Through research, park staff have identified areas of Pukaskwa in which fire would be contained by, say, lakes or rivers or by natural vegetation -- aspen stands, for example, are more resistant to fire than, say, spruce or pine. "We have a peninsula, for instance, where there's water on three sides," says Burrows. "Whatever the case, we'll be moving very carefully at first."
"What we hope, "says Promaine, "is that, as time passes and we get some experience with this sort of thing, we'll be in a position to note a lightning strike and, with our knowledge of weather, topography, vegetation, and so on, be able to say: 'This fire's going to burn 20 hectares. Let's just watch it.'"
Wherever the fires take place, their legacy will be new generations of life: shrubbery, berries, wildflowers, mosses and seedlings.
And with those generations will be evidence of the importance of research and of its judicious application. And of its affect on those who conduct it. "If it's honestly undertaken, research can bring a tremendous sense of humility," says Frank Burrows. "What we have here at Pukaskwa is as subtle and complex an ecosystem as you'll find anywhere on earth. The more you find out about it, the more you realize how much you don't know."
And that realization, it would seem, should be as good a reason as any to keep on trying to find out.

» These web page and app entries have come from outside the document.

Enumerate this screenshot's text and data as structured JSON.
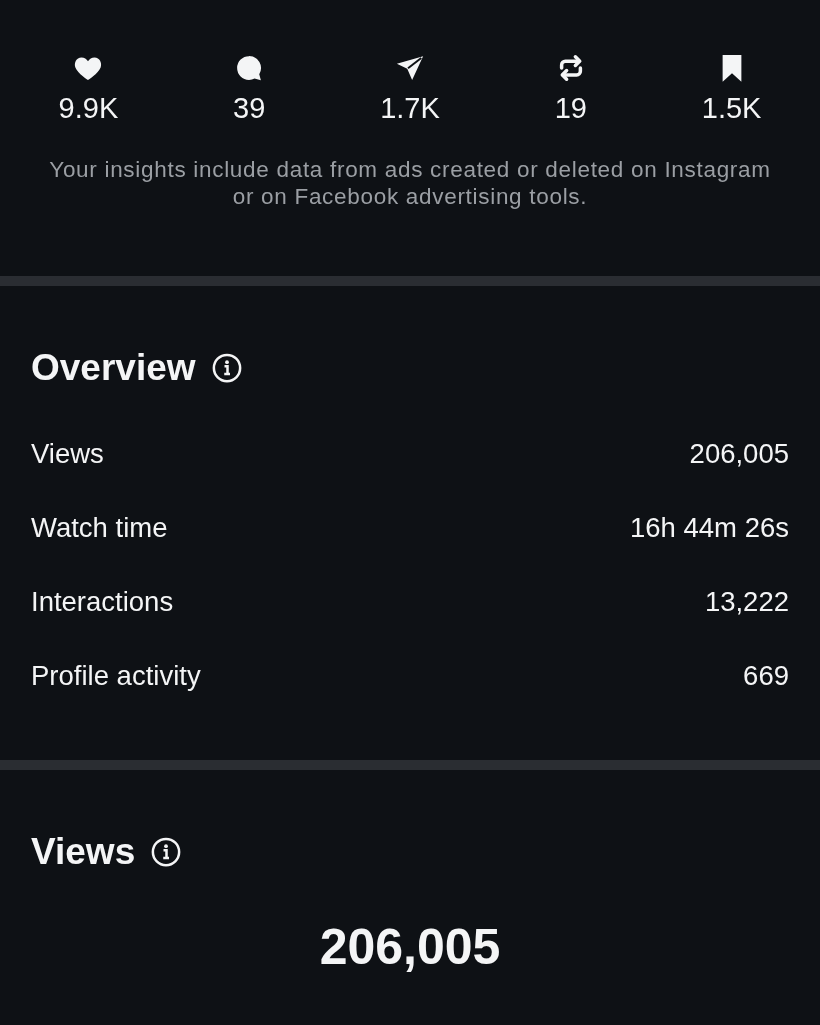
{
  "engagement": [
    {
      "kind": "likes",
      "count": "9.9K"
    },
    {
      "kind": "comments",
      "count": "39"
    },
    {
      "kind": "shares",
      "count": "1.7K"
    },
    {
      "kind": "reposts",
      "count": "19"
    },
    {
      "kind": "saves",
      "count": "1.5K"
    }
  ],
  "ads_note": "Your insights include data from ads created or deleted on Instagram or on Facebook advertising tools.",
  "overview": {
    "title": "Overview",
    "rows": [
      {
        "label": "Views",
        "value": "206,005"
      },
      {
        "label": "Watch time",
        "value": "16h 44m 26s"
      },
      {
        "label": "Interactions",
        "value": "13,222"
      },
      {
        "label": "Profile activity",
        "value": "669"
      }
    ]
  },
  "views": {
    "title": "Views",
    "total": "206,005"
  }
}
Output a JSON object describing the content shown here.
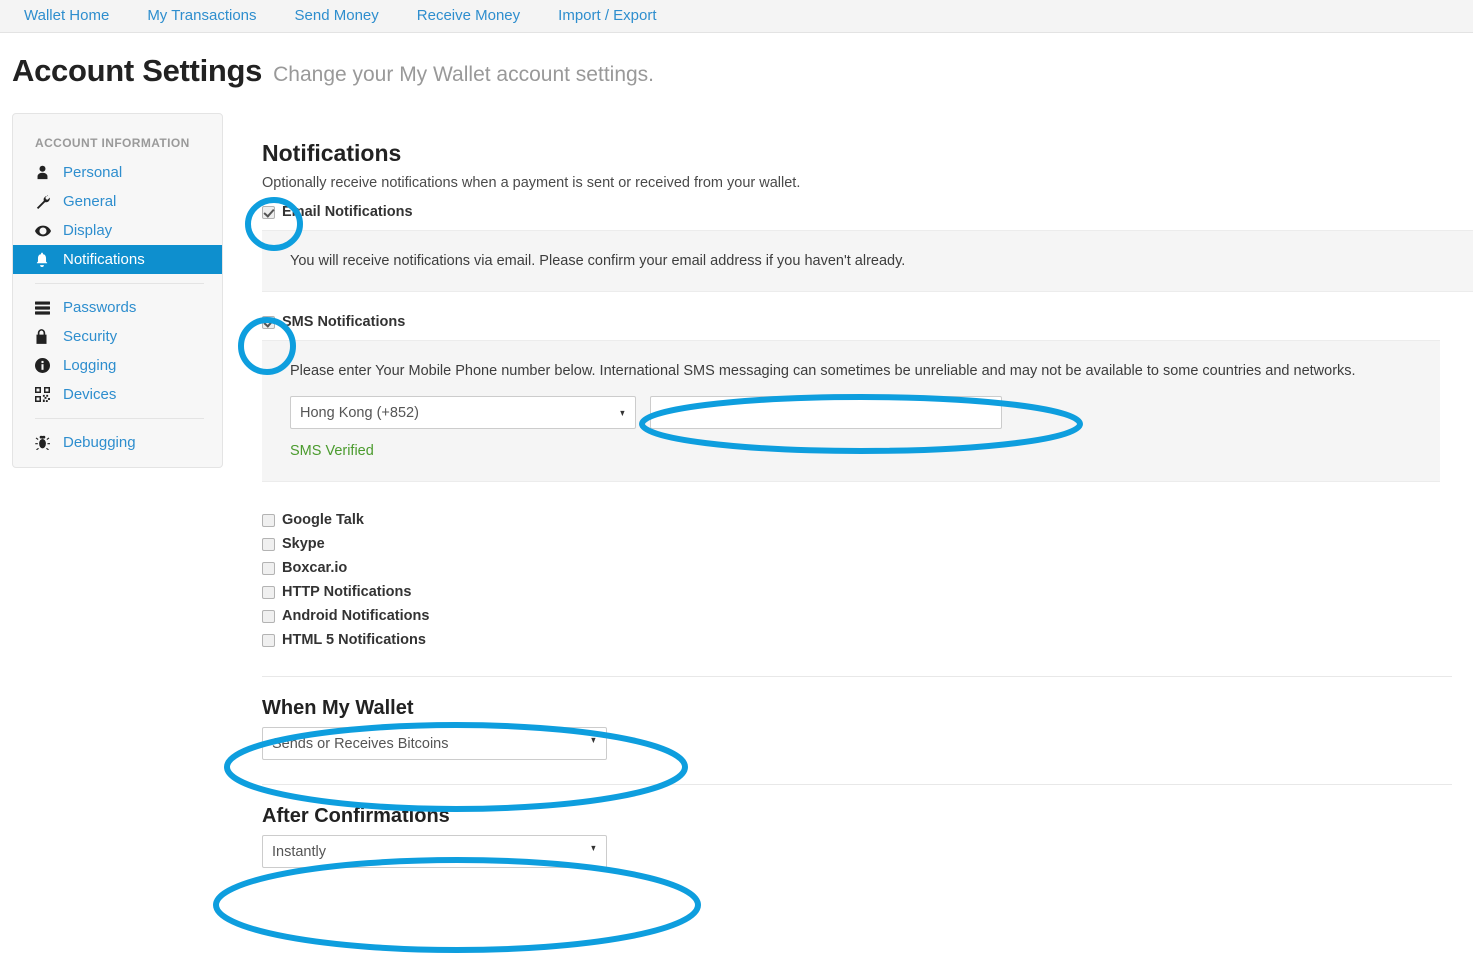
{
  "nav": {
    "items": [
      {
        "label": "Wallet Home"
      },
      {
        "label": "My Transactions"
      },
      {
        "label": "Send Money"
      },
      {
        "label": "Receive Money"
      },
      {
        "label": "Import / Export"
      }
    ]
  },
  "header": {
    "title": "Account Settings",
    "subtitle": "Change your My Wallet account settings."
  },
  "sidebar": {
    "heading": "ACCOUNT INFORMATION",
    "group1": [
      {
        "label": "Personal",
        "icon": "person-icon",
        "active": false
      },
      {
        "label": "General",
        "icon": "wrench-icon",
        "active": false
      },
      {
        "label": "Display",
        "icon": "eye-icon",
        "active": false
      },
      {
        "label": "Notifications",
        "icon": "bell-icon",
        "active": true
      }
    ],
    "group2": [
      {
        "label": "Passwords",
        "icon": "server-icon",
        "active": false
      },
      {
        "label": "Security",
        "icon": "lock-icon",
        "active": false
      },
      {
        "label": "Logging",
        "icon": "info-icon",
        "active": false
      },
      {
        "label": "Devices",
        "icon": "qrcode-icon",
        "active": false
      }
    ],
    "group3": [
      {
        "label": "Debugging",
        "icon": "bug-icon",
        "active": false
      }
    ]
  },
  "main": {
    "section_title": "Notifications",
    "section_desc": "Optionally receive notifications when a payment is sent or received from your wallet.",
    "email": {
      "label": "Email Notifications",
      "checked": true,
      "panel_text": "You will receive notifications via email. Please confirm your email address if you haven't already."
    },
    "sms": {
      "label": "SMS Notifications",
      "checked": true,
      "panel_text": "Please enter Your Mobile Phone number below. International SMS messaging can sometimes be unreliable and may not be available to some countries and networks.",
      "country_value": "Hong Kong (+852)",
      "country_options": [
        "Hong Kong (+852)"
      ],
      "phone_value": "",
      "phone_placeholder": "",
      "verified_text": "SMS Verified",
      "verified_color": "#4b9b2e"
    },
    "services": [
      {
        "label": "Google Talk",
        "checked": false
      },
      {
        "label": "Skype",
        "checked": false
      },
      {
        "label": "Boxcar.io",
        "checked": false
      },
      {
        "label": "HTTP Notifications",
        "checked": false
      },
      {
        "label": "Android Notifications",
        "checked": false
      },
      {
        "label": "HTML 5 Notifications",
        "checked": false
      }
    ],
    "when_my_wallet": {
      "title": "When My Wallet",
      "value": "Sends or Receives Bitcoins",
      "options": [
        "Sends or Receives Bitcoins"
      ]
    },
    "after_confirmations": {
      "title": "After Confirmations",
      "value": "Instantly",
      "options": [
        "Instantly"
      ]
    }
  },
  "annotations": {
    "color": "#0e9ede",
    "shapes": [
      {
        "name": "email-checkbox-highlight"
      },
      {
        "name": "sms-checkbox-highlight"
      },
      {
        "name": "phone-input-highlight"
      },
      {
        "name": "when-my-wallet-highlight"
      },
      {
        "name": "after-confirmations-highlight"
      }
    ]
  }
}
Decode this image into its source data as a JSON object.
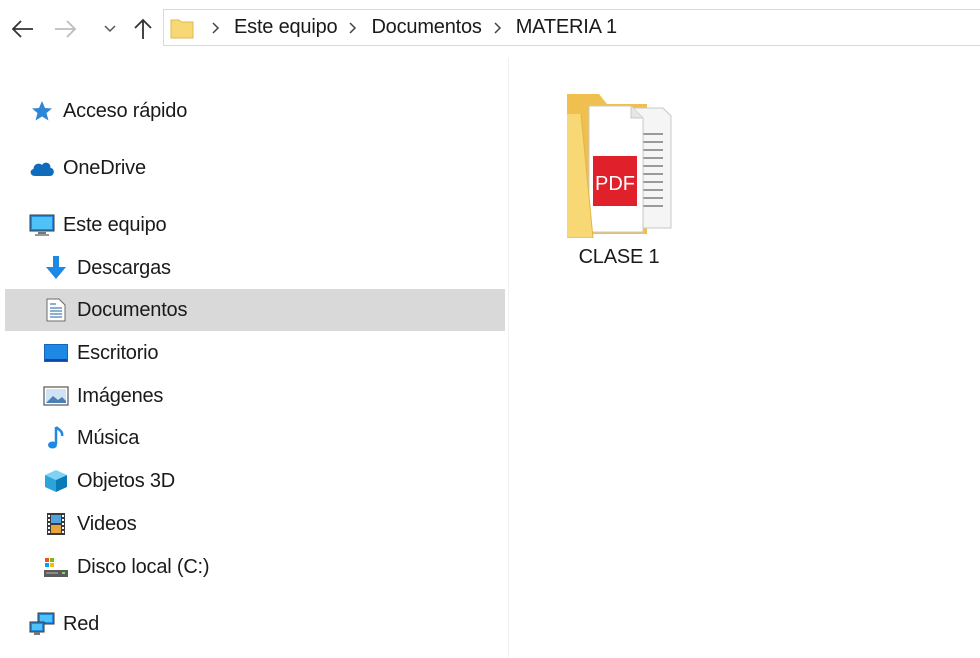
{
  "nav": {
    "back_icon": "arrow-left-icon",
    "forward_icon": "arrow-right-icon",
    "recent_icon": "chevron-down-icon",
    "up_icon": "arrow-up-icon"
  },
  "address": {
    "crumbs": [
      "Este equipo",
      "Documentos",
      "MATERIA 1"
    ]
  },
  "sidebar": {
    "items": [
      {
        "label": "Acceso rápido",
        "icon": "star-icon"
      },
      {
        "label": "OneDrive",
        "icon": "cloud-icon"
      },
      {
        "label": "Este equipo",
        "icon": "computer-icon"
      },
      {
        "label": "Descargas",
        "icon": "download-icon"
      },
      {
        "label": "Documentos",
        "icon": "documents-icon",
        "selected": true
      },
      {
        "label": "Escritorio",
        "icon": "desktop-icon"
      },
      {
        "label": "Imágenes",
        "icon": "pictures-icon"
      },
      {
        "label": "Música",
        "icon": "music-icon"
      },
      {
        "label": "Objetos 3D",
        "icon": "cube-icon"
      },
      {
        "label": "Videos",
        "icon": "video-icon"
      },
      {
        "label": "Disco local (C:)",
        "icon": "drive-icon"
      },
      {
        "label": "Red",
        "icon": "network-icon"
      }
    ]
  },
  "content": {
    "items": [
      {
        "label": "CLASE 1",
        "icon": "pdf-folder-icon",
        "badge": "PDF"
      }
    ]
  },
  "colors": {
    "selected_bg": "#d9d9d9",
    "folder_yellow": "#f8d775",
    "pdf_red": "#e0212b",
    "accent_blue": "#1e88e5"
  }
}
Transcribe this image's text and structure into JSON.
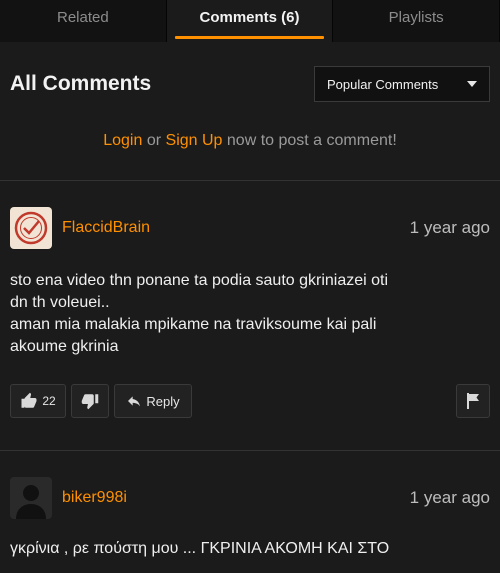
{
  "tabs": [
    {
      "label": "Related",
      "active": false
    },
    {
      "label": "Comments (6)",
      "active": true
    },
    {
      "label": "Playlists",
      "active": false
    }
  ],
  "header": {
    "title": "All Comments",
    "sort_label": "Popular Comments"
  },
  "login_prompt": {
    "login": "Login",
    "or": "or",
    "signup": "Sign Up",
    "rest": "now to post a comment!"
  },
  "comments": [
    {
      "username": "FlaccidBrain",
      "age": "1 year ago",
      "lines": [
        "sto ena video thn ponane ta podia sauto gkriniazei oti",
        "dn th voleuei..",
        "aman mia malakia mpikame na traviksoume kai pali",
        "akoume gkrinia"
      ],
      "likes": "22",
      "reply_label": "Reply"
    },
    {
      "username": "biker998i",
      "age": "1 year ago",
      "lines": [
        "γκρίνια , ρε πούστη μου ... ΓΚΡΙΝΙΑ ΑΚΟΜΗ ΚΑΙ ΣΤΟ"
      ]
    }
  ],
  "colors": {
    "accent": "#ff9000",
    "background": "#1b1b1b"
  },
  "icons": [
    "thumbs-up-icon",
    "thumbs-down-icon",
    "reply-arrow-icon",
    "flag-icon",
    "caret-down-icon"
  ]
}
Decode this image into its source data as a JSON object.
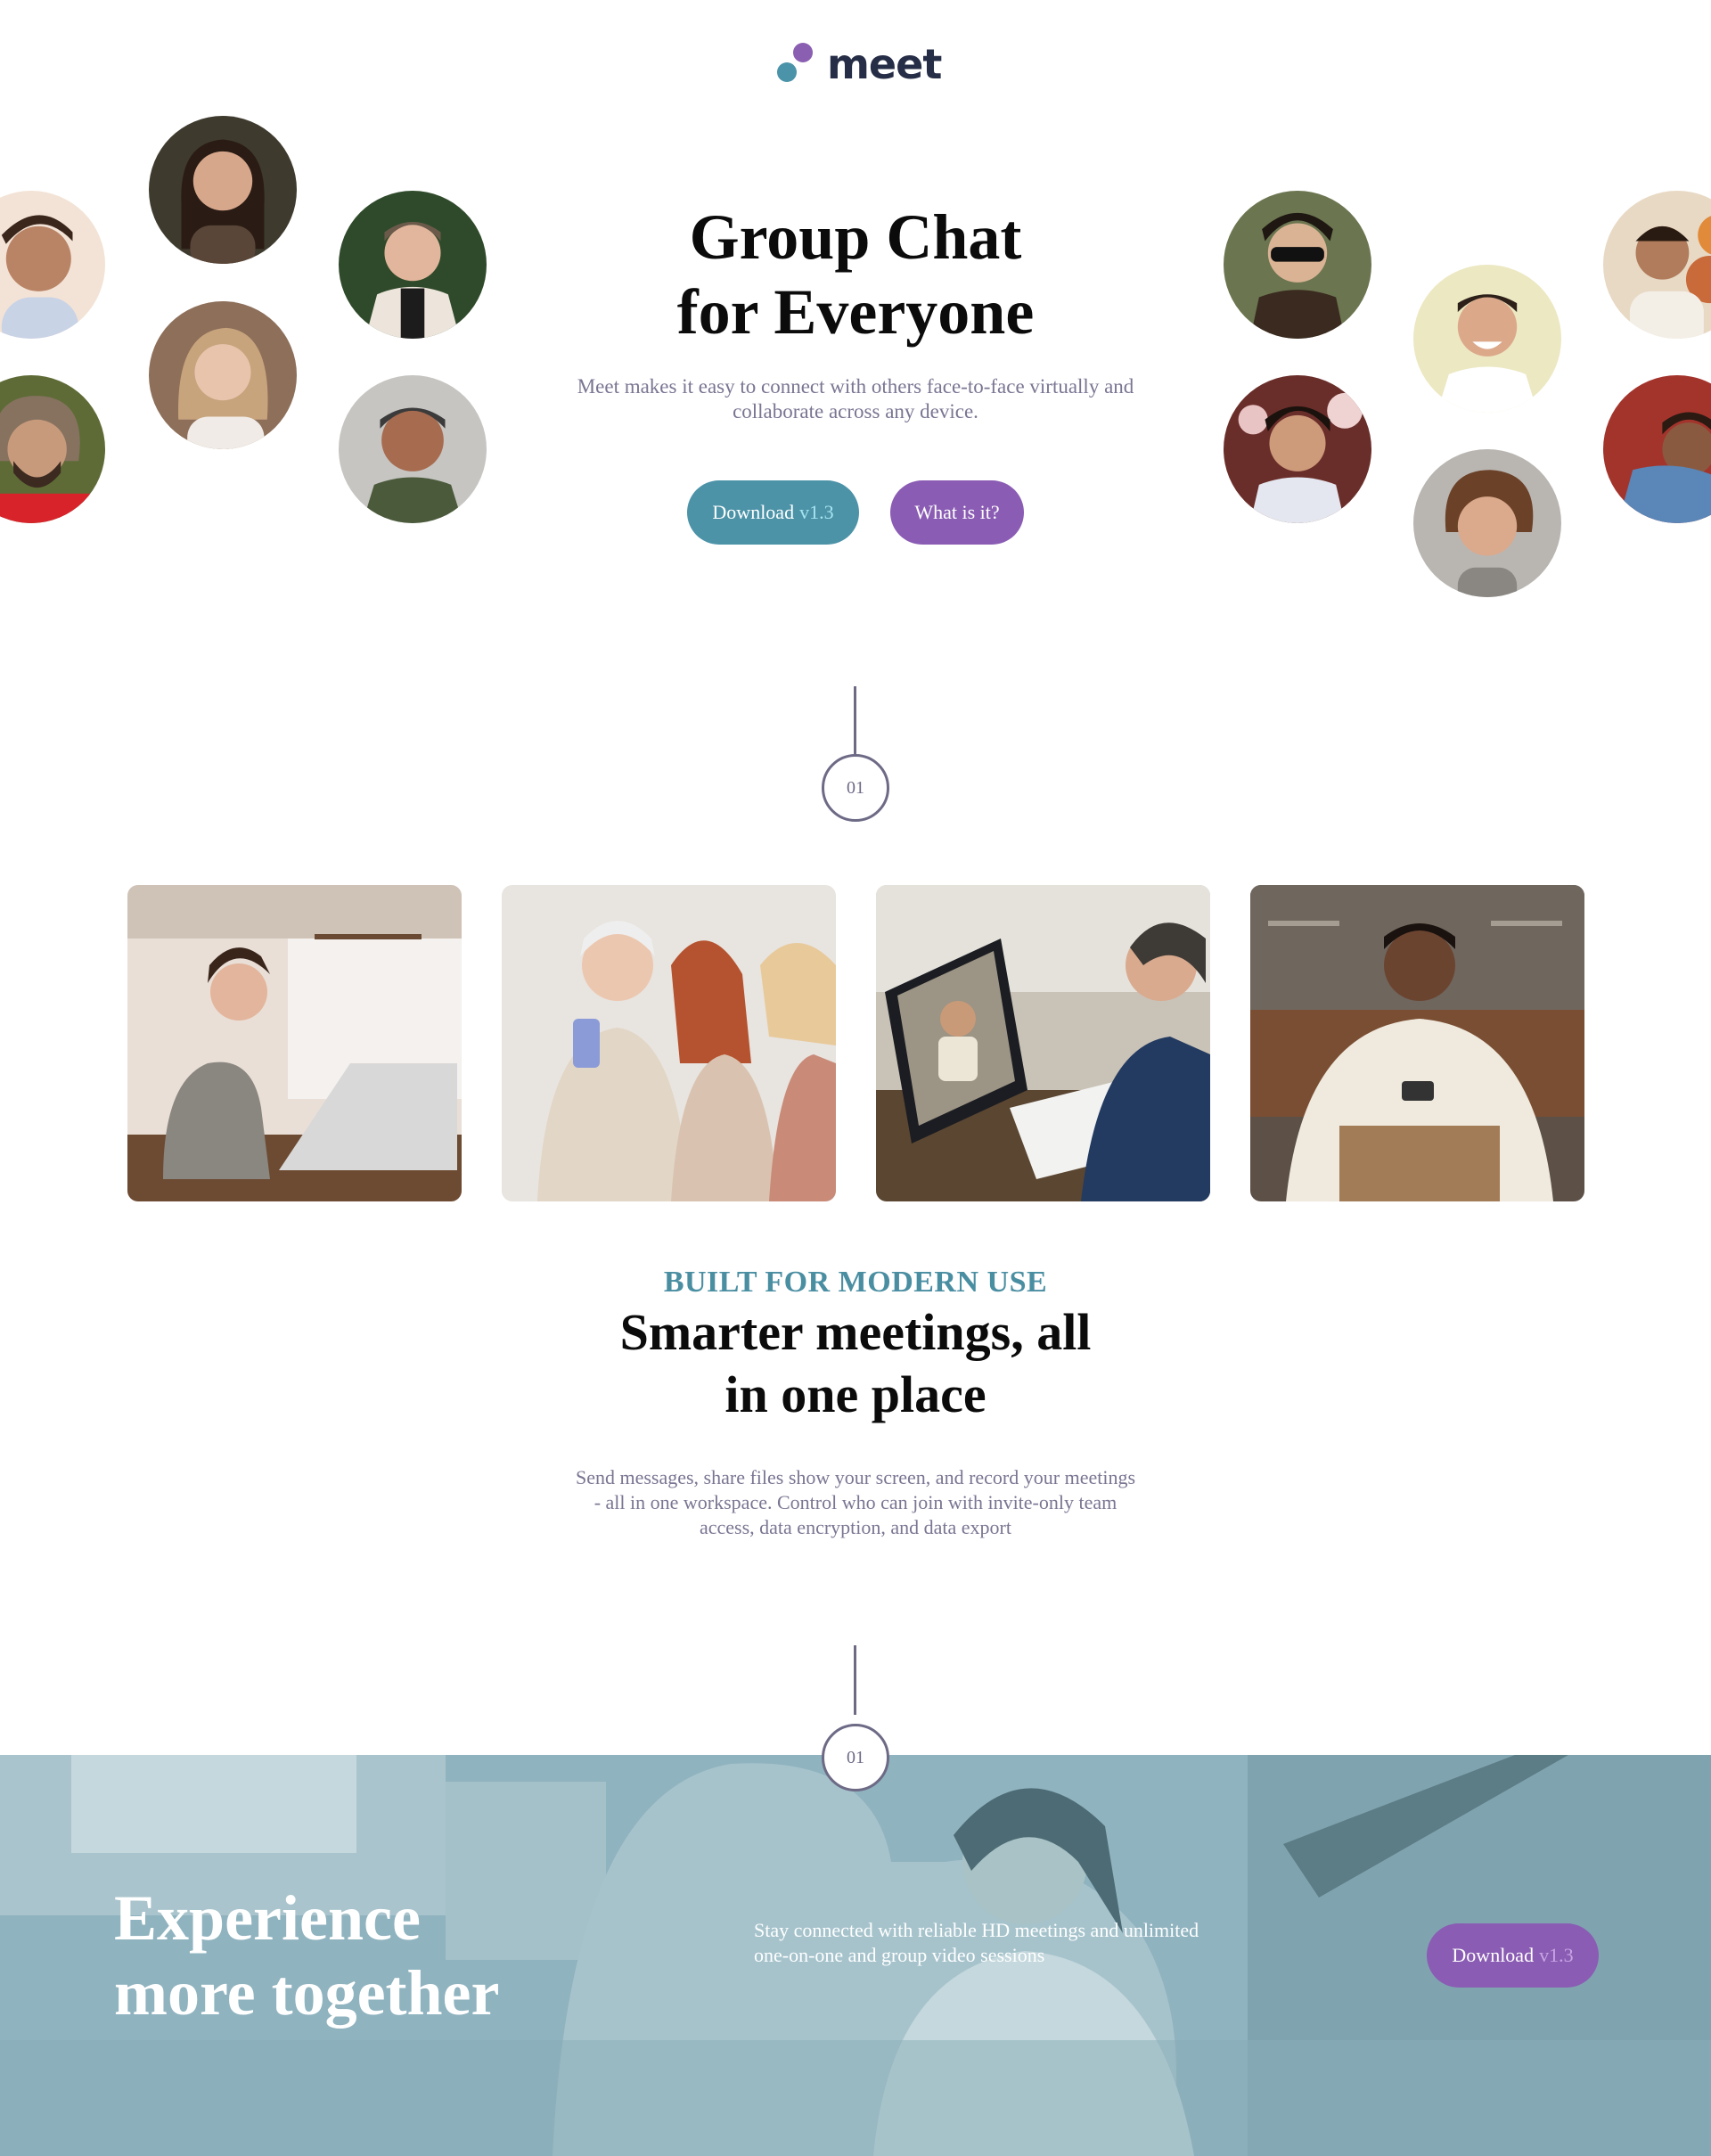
{
  "brand": {
    "name": "meet",
    "colors": {
      "teal": "#4c93a8",
      "purple": "#8a5cb3",
      "navy": "#262d46",
      "muted": "#7a7592"
    }
  },
  "hero": {
    "title_line1": "Group Chat",
    "title_line2": "for Everyone",
    "subtitle": "Meet makes it easy to connect with others face-to-face virtually and collaborate across any device.",
    "download_label": "Download",
    "download_version": "v1.3",
    "what_label": "What is it?"
  },
  "steps": {
    "first": "01",
    "second": "01"
  },
  "features": {
    "eyebrow": "BUILT FOR MODERN USE",
    "title_line1": "Smarter meetings, all",
    "title_line2": "in one place",
    "subtitle": "Send messages, share files show your screen, and record your meetings - all in one workspace. Control who can join with invite-only team access, data encryption, and data export"
  },
  "banner": {
    "title_line1": "Experience",
    "title_line2": "more together",
    "subtitle": "Stay connected with reliable HD meetings and unlimited one-on-one and group video sessions",
    "download_label": "Download",
    "download_version": "v1.3"
  }
}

(...Charles Wilkins is a writer living and working in Thunder Bay. He prepared this article in cooperation with the staff of Pukaskwa National Park...)